We nipped along to the British Library yesterday to check out their new show, Comics Unmasked: Art and Anarchy in the UK, the largest ever comics exhibition in this country.
The show is a thematic retrospective of the British comics industry, with a particular focus on the way comics from the UK have sought to subvert expected norms.
There’s a wealth of great stuff on show, including a fair few samples of original artwork, such as this piece from Jamie Hewlett’s Tank Girl:
Hewlett also designed the show’s key marketing image, a caped crusader called Lawless Nelly :
The show is divided into six main areas: Mischief and Mayhem; To See Ourselves; Politics; Hero with 1000 Faces; Sex and Sexuality; and Breakdowns. We weren’t entirely convinced the thematic groupings were necessary, and a chronological format might have worked just as well, if not better.
We did particularly like seeing a lot of the old strips from 2000AD though.

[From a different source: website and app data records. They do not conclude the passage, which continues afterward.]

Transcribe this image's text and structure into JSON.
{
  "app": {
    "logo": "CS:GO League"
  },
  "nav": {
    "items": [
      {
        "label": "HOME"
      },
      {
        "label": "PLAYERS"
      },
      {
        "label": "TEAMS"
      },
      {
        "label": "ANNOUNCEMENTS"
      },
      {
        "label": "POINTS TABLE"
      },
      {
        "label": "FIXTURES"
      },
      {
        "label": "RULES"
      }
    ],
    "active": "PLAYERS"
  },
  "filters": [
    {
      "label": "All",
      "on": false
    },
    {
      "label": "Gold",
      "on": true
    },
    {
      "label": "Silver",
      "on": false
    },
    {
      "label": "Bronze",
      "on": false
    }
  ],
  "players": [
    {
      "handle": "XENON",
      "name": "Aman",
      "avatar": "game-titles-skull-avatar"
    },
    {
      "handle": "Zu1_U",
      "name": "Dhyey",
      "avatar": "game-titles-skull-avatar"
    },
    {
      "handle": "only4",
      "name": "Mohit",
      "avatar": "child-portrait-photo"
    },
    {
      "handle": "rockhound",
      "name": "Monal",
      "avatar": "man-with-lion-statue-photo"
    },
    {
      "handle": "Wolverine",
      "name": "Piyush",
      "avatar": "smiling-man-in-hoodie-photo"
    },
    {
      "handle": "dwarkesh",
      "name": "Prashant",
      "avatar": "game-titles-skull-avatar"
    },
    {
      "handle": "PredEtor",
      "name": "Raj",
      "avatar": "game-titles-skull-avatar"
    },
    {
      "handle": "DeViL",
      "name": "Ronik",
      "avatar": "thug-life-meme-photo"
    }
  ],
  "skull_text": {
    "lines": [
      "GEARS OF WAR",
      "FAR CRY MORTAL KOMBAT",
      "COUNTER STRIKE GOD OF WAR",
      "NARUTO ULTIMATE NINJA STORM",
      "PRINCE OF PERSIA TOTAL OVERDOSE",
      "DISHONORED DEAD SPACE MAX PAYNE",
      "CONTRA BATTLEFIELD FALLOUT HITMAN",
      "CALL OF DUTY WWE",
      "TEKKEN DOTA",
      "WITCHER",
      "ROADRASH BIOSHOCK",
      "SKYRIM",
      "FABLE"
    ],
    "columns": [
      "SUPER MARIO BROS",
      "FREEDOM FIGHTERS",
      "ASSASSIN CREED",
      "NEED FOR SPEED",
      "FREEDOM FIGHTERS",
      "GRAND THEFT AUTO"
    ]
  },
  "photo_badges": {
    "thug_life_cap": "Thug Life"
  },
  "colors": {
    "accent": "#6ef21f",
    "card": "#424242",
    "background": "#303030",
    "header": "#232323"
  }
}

Given how well Marvel and DC are doing by converting their back catalogue into films and TV shows, it’s odd that more of 2000AD’s rich cast of characters hasn’t had the same treatment.
This is a page from writer Grant Morrison and artist Steve Yeowell’s fantastic Zenith story, about a Generation X superhero (which is hopefully being republished in its entirety this October, after years of legal wranglings over who owns the rights to the character).
Of course, 2000AD’s key character was Judge Dredd, the fascist law enforcer who readers were invited to both love and loathe:
The show features excerpts from the brilliant America strip from the Judge Dredd ‘Megazine’ (above, and below), written by John Wagner and drawn by Colin MacNeil.
Also on show is John Smith and Steve Dillon’s Tyranny Rex, seen here hanging out with a very Princely character:
It’s really impressive to see the vast array of British talent, and to note that most of them have also gone on to become pivotal to the international comics scene, none more so than Alan Moore, whose V for Vendetta runs like a thread through the exhibition, particularly in the form of the V masks that have been adopted globally by the Occupy movement.
The other big talent running through the show is Dave McKean, who worked as the Artistic Director of the exhibition. There’s a fine selection of his work on display, including props and original artwork from his book The Tragical Comedy or Comical Tragedy of Mr Punch, written by Neil Gaiman.
Overall it’s a fascinating show. Perhaps a little bit dry, as exhibitions at the British Library can sometimes be. The lighting is set quite low, presumably to protect some of the older items from damage, but as a result you find yourself squinting to read some of the captions, and some of the comics themselves, which is a drag.
If you’ve got an iPad though, you can download the Sequential app, which contains a free companion piece to the show, Comics Unmasked – The Digital Anthology, which actually lets you feel much closer to the comics (though only selected excerpts are included). The anthology is available to download for free until the exhibition ends, on August 19.